In a developing atmosphere of democratic tenets of the rule of law, freedoms, human rights, and social justice, the challenging of traditional mindset of killing deformed kids is thoroughly multi-dimensional. With the mass media driving the enlightenment campaigns, the strategy of tackling the killing of deformed babies are: launch educational campaigns that target communities and perpetrators of the act; bring on-board religious, women organizations, civil society, educational outfits, traditional bodies, governmental and local non-governmental institutions, help from international non-governmental institutions, and involve opinion leaders, local assembly members, and parliamentarians.

What is very encouraging about Accra’s attempts to free communities from the clutches of believing that disabled babies are evil and should be killed is bringing the global experiences to the local situation, vigorously use mass communications tools, employ civic bodies, and the outstanding successful stories of people born with deformities who came out superbly as thinkers, scientists, leaders, etc. and helped their societies. Hawawu Gariba says Accra is to show video documentaries in the communities where there are killings of deformed children to give weight to the fact that deformities aren’t evil; that deformities need not prevent one from living a lovely full life; and that “given the necessary assistance and attention, deformed people could contribute greatly to the development of their communities.”

International examples: Albert Einstein (1879-1955), German/American first-rate theoretical physicist, was speculated to have Asperger's Syndrome that makes it difficult to have social skills.
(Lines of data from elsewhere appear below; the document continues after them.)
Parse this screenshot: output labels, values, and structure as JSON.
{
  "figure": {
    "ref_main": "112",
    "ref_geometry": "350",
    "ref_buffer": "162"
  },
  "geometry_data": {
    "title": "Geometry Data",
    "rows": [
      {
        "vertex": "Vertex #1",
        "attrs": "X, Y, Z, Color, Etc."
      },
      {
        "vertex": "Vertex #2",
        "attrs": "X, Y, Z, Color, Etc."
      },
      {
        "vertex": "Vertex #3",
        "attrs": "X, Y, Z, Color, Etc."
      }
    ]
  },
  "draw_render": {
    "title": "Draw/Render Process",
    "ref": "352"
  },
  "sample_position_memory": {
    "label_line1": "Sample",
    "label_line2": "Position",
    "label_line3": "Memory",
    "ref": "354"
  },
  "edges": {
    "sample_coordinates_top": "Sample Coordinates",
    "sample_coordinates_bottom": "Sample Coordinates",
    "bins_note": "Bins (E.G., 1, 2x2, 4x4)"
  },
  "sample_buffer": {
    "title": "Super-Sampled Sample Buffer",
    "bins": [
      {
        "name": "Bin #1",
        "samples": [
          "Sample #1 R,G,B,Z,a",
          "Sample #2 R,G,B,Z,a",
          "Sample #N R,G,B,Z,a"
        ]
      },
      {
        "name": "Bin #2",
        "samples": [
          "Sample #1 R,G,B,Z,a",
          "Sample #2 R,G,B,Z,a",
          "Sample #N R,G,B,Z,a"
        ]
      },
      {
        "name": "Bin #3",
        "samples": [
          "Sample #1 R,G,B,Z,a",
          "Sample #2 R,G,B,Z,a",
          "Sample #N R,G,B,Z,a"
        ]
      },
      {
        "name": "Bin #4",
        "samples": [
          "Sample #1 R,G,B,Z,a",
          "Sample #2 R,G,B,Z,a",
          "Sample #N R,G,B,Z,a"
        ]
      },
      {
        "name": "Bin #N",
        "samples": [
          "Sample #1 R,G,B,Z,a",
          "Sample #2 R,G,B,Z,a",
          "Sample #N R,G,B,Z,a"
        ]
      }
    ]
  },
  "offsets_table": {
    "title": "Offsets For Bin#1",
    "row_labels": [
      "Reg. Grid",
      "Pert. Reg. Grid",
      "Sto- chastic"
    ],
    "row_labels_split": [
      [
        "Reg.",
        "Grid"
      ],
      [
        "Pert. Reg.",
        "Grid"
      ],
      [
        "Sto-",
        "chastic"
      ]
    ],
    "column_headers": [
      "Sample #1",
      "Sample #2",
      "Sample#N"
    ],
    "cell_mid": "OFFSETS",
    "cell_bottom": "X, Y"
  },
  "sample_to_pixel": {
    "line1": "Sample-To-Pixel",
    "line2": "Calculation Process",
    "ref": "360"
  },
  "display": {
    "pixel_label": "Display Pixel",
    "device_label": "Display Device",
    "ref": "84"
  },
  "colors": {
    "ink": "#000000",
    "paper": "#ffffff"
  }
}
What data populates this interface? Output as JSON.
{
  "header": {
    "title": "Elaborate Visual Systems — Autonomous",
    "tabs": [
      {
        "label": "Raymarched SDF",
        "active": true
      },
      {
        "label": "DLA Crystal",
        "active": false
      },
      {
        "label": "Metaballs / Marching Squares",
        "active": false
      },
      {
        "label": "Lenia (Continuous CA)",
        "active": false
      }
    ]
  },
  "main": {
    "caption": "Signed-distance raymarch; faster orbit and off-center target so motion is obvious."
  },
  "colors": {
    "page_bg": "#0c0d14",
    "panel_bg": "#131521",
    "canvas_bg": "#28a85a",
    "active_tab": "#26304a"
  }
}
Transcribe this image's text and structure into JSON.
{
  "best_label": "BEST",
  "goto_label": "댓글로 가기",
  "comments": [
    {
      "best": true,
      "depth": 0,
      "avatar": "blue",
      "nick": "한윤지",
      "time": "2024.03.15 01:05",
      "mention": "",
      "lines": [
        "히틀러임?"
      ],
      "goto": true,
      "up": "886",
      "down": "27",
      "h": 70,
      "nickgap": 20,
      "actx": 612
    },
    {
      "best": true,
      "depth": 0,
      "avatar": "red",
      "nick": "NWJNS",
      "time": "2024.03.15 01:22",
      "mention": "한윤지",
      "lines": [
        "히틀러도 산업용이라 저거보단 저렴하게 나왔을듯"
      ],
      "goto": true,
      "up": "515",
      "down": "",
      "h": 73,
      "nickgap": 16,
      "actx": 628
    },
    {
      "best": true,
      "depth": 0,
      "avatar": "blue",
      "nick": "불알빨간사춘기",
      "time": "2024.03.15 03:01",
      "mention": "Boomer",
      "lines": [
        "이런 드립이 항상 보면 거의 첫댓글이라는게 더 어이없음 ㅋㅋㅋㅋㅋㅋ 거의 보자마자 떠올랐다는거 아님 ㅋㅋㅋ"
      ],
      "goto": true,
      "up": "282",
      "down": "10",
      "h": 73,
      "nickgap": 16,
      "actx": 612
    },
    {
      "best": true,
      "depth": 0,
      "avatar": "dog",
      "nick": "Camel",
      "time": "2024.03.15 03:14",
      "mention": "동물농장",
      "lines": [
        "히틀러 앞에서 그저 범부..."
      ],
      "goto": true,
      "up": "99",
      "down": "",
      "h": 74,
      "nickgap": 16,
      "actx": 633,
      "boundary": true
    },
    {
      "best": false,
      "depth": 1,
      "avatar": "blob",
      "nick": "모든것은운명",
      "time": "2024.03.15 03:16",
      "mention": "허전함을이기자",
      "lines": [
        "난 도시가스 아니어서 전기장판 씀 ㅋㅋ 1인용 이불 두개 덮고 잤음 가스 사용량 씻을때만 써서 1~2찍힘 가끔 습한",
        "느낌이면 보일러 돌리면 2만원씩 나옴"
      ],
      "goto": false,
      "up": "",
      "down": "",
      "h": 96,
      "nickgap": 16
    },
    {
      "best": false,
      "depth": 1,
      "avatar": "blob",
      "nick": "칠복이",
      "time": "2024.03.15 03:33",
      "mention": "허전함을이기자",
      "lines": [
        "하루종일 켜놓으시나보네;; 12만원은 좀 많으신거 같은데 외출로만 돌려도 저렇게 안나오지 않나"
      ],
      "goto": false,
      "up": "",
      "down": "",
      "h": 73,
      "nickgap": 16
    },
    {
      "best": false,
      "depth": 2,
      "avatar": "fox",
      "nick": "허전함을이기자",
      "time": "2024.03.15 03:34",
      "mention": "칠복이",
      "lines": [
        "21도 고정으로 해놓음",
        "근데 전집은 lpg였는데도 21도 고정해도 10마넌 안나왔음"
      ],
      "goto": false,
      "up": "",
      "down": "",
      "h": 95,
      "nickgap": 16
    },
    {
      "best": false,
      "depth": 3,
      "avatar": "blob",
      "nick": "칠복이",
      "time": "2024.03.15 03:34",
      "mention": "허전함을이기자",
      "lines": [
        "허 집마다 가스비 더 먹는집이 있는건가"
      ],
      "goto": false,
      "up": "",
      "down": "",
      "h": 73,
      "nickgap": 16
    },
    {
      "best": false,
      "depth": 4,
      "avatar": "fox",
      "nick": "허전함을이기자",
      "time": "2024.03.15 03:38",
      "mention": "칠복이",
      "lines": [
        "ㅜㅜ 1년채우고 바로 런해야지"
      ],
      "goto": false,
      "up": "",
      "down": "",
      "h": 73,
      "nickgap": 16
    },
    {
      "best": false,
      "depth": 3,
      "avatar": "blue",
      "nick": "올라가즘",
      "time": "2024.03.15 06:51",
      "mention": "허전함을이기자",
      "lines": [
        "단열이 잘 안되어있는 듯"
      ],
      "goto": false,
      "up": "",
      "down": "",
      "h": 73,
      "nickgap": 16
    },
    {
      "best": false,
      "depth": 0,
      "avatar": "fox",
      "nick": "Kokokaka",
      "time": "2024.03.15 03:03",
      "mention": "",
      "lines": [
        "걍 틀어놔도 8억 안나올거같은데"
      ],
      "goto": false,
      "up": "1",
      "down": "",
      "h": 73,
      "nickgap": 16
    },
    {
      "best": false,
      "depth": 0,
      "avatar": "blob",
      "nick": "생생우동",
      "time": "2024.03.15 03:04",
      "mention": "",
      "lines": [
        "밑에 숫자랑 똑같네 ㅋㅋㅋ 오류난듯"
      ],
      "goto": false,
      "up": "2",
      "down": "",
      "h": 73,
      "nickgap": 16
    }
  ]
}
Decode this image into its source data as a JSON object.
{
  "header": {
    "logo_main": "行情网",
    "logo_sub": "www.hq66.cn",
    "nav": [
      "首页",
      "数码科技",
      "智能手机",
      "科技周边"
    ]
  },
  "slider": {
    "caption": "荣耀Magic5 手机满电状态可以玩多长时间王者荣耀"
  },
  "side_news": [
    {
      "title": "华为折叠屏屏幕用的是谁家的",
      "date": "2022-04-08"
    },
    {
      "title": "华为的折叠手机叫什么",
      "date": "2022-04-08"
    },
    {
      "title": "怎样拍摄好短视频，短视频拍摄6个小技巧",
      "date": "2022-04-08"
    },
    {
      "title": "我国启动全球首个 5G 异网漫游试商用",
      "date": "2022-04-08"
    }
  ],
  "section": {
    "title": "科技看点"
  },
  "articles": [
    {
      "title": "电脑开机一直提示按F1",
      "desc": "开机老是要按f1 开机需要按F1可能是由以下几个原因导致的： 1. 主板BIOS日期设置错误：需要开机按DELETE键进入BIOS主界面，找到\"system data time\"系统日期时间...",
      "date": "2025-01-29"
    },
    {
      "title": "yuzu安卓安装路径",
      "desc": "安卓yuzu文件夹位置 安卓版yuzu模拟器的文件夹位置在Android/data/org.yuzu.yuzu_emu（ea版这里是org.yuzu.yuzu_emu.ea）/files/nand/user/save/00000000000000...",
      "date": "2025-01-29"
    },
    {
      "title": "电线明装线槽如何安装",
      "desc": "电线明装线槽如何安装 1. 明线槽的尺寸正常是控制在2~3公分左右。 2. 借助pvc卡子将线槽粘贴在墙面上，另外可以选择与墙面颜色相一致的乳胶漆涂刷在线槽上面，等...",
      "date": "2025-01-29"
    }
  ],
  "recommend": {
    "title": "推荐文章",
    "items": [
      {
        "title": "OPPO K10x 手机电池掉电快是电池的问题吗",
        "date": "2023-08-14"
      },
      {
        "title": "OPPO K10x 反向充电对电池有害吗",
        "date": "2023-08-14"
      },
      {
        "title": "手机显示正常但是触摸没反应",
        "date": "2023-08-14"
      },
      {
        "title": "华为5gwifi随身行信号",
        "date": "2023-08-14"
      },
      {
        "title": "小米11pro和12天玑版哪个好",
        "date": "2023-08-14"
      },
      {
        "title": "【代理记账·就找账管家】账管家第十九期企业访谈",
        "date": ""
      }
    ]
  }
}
Franklin Delano Roosevelt (January 30, 1882 - April 12, 1945), the 32nd President of the United States, had polio; it is an acute viral infectious disease spread from person to person, primarily via the fecal-oral route.

Paul Martin, Jr. (born August 28, 1938) was the 21st Prime Minister of Canada, who overcame polio in 1946. Another former Canadian Prime Minister Jean Chretien (born on January 11, 1934) is even more amazing. Jean Chretien was deaf in one ear and didn't start talking out of one side of his mouth till he was 12. It is thought that it is a disease that has paralyzed that side of the face, though it is believed that frostbite paralyzed one side of Chretien's face.

Global key face of deformity and wheelchair bound, British astrophysics Stephen Hawking, currently Director of Research at the Institute for Theoretical Cosmology at Cambridge University, contracted motor neurone disease in 1963 and was given two years to live, yet Hawking went on to Cambridge University to become a dazzling researcher. Stephen Hawking is viewed as one of the most brilliant theoretical physicists since Albert Einstein. (Motor neurone disease is neurological disorders that selectively affect motor neurones, the cells that control voluntary muscle activity including speaking, walking, breathing, swallowing and general movement of the body).

In sanitizing the erroneous cultural notion that the disabled are malevolent and should be killed, a lot of babies born with disabilities would be saved from being killed. And like either Stephen Hawking or Albert Einstein or Paul Martin, Jr. or Jean Chretien or Franklin Delano Roosevelt, the deformed Ghanaian children would contribute meaningfully to Ghana’s progress.